I could not see that SÚnarmont, himself, declares his implementation of a new doctrinal concept, or that he suggests that his actions be repeated as part of regular practice.
I am further intrigued to note in Becke's essay (which closely echoes statements in the Revue d'artillerie article previously mentioned) the implication that SÚnarmont's artillery offensive may really have been the product of incremental problem-solving rather than a coherent plan in his mind.
Becke observes, early in the operation, after Capt. Ricci's 10 guns went forward, "that the unsupported battery was insufficient to control the superior Russian artillery", so SÚnarmont "rode back to get a reinforcement" of more artillery from Victor.
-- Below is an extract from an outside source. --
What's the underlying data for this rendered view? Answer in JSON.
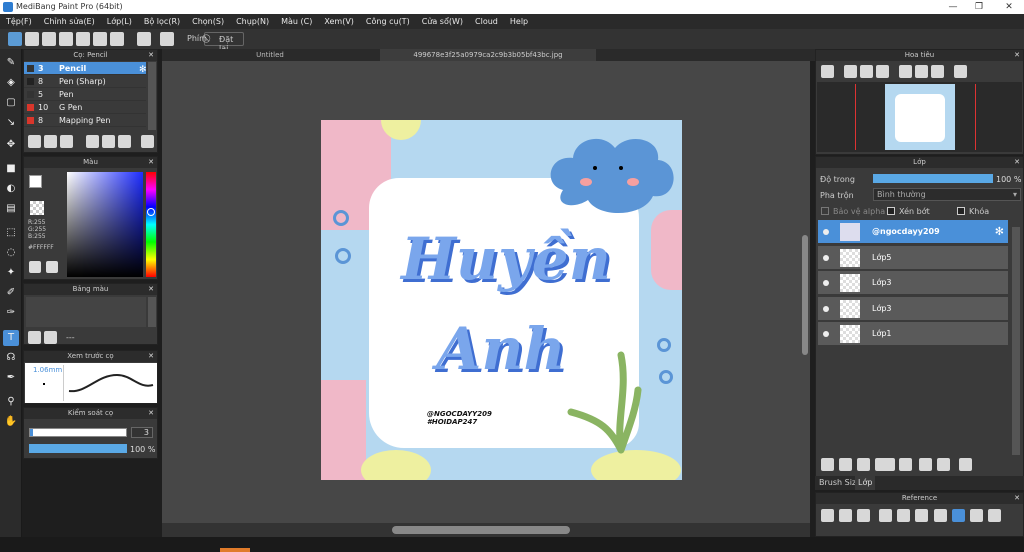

In other words, SÚnarmont was intelligently solving a tactical problem step by step, rather than implementing a newly conceived, full tactical doctrine and/or plan. To the extent that SÚnarmont's self-confidence and courageous follow-through produced the outcome for the massed French artillery, rather than it being an outcome of a developed concept, was the action at Friedland really seen at the time as a new doctrinal concept for French artillery, or (as Becke suggests) an audacious act by a talented artillery commander? To the extent it was NOT YET seen as a "new" doctrinal concept, (1) when did a massed artillery offensive come to be seen as a doctrinal objective, or (2) is there less new about the action than first meets the eye?